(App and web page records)
————
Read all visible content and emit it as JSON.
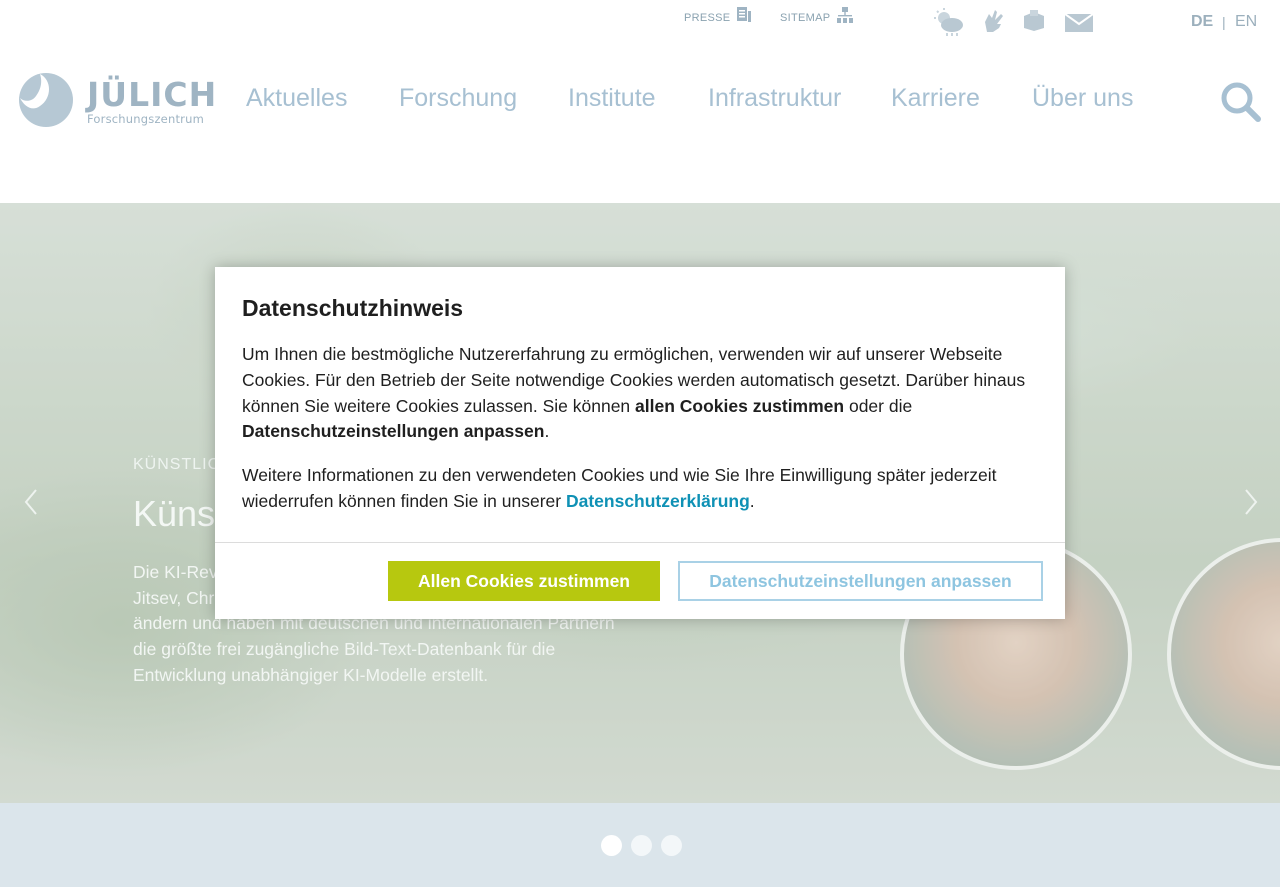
{
  "topbar": {
    "presse_label": "PRESSE",
    "sitemap_label": "SITEMAP",
    "icons": [
      "weather-icon",
      "sign-language-icon",
      "easy-language-icon",
      "mail-icon"
    ],
    "lang_de": "DE",
    "lang_sep": "|",
    "lang_en": "EN"
  },
  "logo": {
    "word": "JÜLICH",
    "sub": "Forschungszentrum"
  },
  "nav": {
    "items": [
      "Aktuelles",
      "Forschung",
      "Institute",
      "Infrastruktur",
      "Karriere",
      "Über uns"
    ]
  },
  "hero": {
    "kicker": "KÜNSTLICHE INTELLIGENZ",
    "title": "Künstliche Intelligenz",
    "body": "Die KI-Revolution findet hinter verschlossenen Türen statt. Jenia Jitsev, Christoph Schuhmann und Mehdi Cherti wollen das ändern und haben mit deutschen und internationalen Partnern die größte frei zugängliche Bild-Text-Datenbank für die Entwicklung unabhängiger KI-Modelle erstellt.",
    "slides": 3,
    "active_slide": 1
  },
  "modal": {
    "title": "Datenschutzhinweis",
    "p1_a": "Um Ihnen die bestmögliche Nutzererfahrung zu ermöglichen, verwenden wir auf unserer Webseite Cookies. Für den Betrieb der Seite notwendige Cookies werden automatisch gesetzt. Darüber hinaus können Sie weitere Cookies zulassen. Sie können ",
    "p1_b": "allen Cookies zustimmen",
    "p1_c": " oder die ",
    "p1_d": "Datenschutzeinstellungen anpassen",
    "p1_e": ".",
    "p2_a": "Weitere Informationen zu den verwendeten Cookies und wie Sie Ihre Einwilligung später jederzeit wiederrufen können finden Sie in unserer ",
    "p2_link": "Datenschutzerklärung",
    "p2_end": ".",
    "accept_label": "Allen Cookies zustimmen",
    "settings_label": "Datenschutzeinstellungen anpassen"
  },
  "colors": {
    "accent_green": "#b7c80f",
    "link_blue": "#0f91b5",
    "nav_blue": "#a7c0d2"
  }
}
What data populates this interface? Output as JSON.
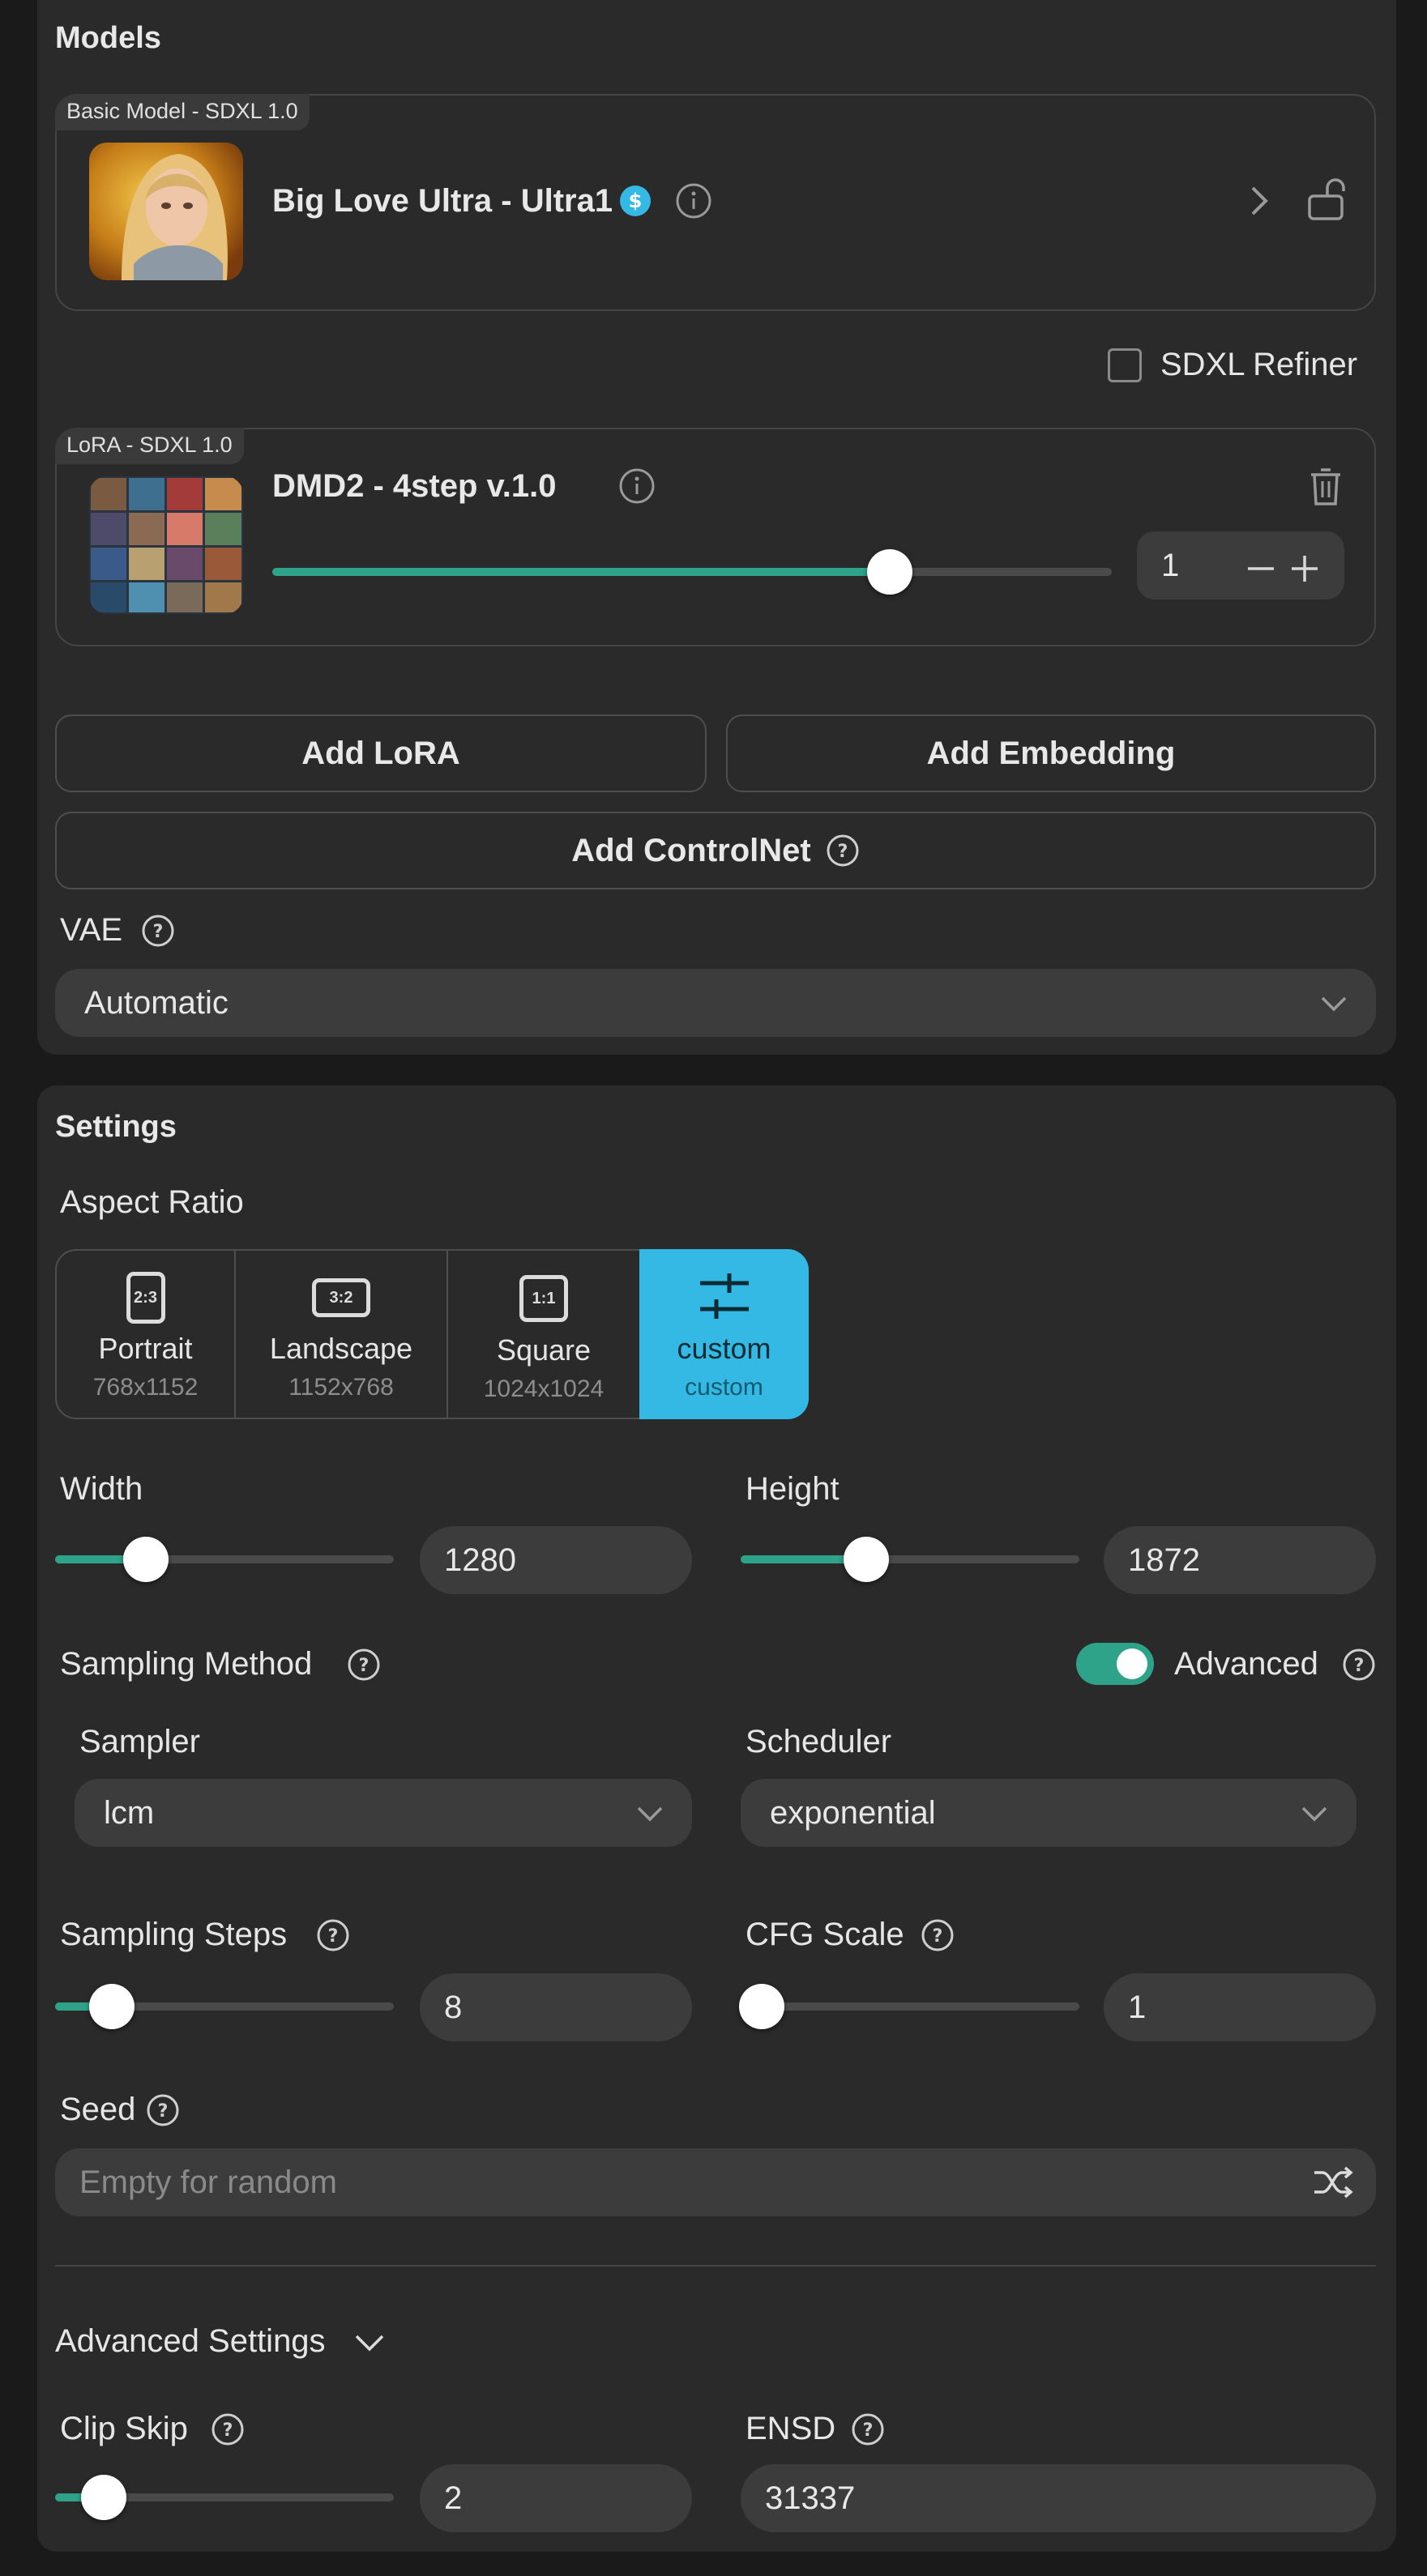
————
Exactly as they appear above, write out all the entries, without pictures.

- _Exercise response_
Read all visible content and emit it as JSON.
{
  "topbar": {
    "presse_label": "PRESSE",
    "sitemap_label": "SITEMAP",
    "icons": [
      "weather-icon",
      "sign-language-icon",
      "easy-language-icon",
      "mail-icon"
    ],
    "lang_de": "DE",
    "lang_sep": "|",
    "lang_en": "EN"
  },
  "logo": {
    "word": "JÜLICH",
    "sub": "Forschungszentrum"
  },
  "nav": {
    "items": [
      "Aktuelles",
      "Forschung",
      "Institute",
      "Infrastruktur",
      "Karriere",
      "Über uns"
    ]
  },
  "hero": {
    "kicker": "KÜNSTLICHE INTELLIGENZ",
    "title": "Künstliche Intelligenz",
    "body": "Die KI-Revolution findet hinter verschlossenen Türen statt. Jenia Jitsev, Christoph Schuhmann und Mehdi Cherti wollen das ändern und haben mit deutschen und internationalen Partnern die größte frei zugängliche Bild-Text-Datenbank für die Entwicklung unabhängiger KI-Modelle erstellt.",
    "slides": 3,
    "active_slide": 1
  },
  "modal": {
    "title": "Datenschutzhinweis",
    "p1_a": "Um Ihnen die bestmögliche Nutzererfahrung zu ermöglichen, verwenden wir auf unserer Webseite Cookies. Für den Betrieb der Seite notwendige Cookies werden automatisch gesetzt. Darüber hinaus können Sie weitere Cookies zulassen. Sie können ",
    "p1_b": "allen Cookies zustimmen",
    "p1_c": " oder die ",
    "p1_d": "Datenschutzeinstellungen anpassen",
    "p1_e": ".",
    "p2_a": "Weitere Informationen zu den verwendeten Cookies und wie Sie Ihre Einwilligung später jederzeit wiederrufen können finden Sie in unserer ",
    "p2_link": "Datenschutzerklärung",
    "p2_end": ".",
    "accept_label": "Allen Cookies zustimmen",
    "settings_label": "Datenschutzeinstellungen anpassen"
  },
  "colors": {
    "accent_green": "#b7c80f",
    "link_blue": "#0f91b5",
    "nav_blue": "#a7c0d2"
  }
}
What data populates this interface? Output as JSON.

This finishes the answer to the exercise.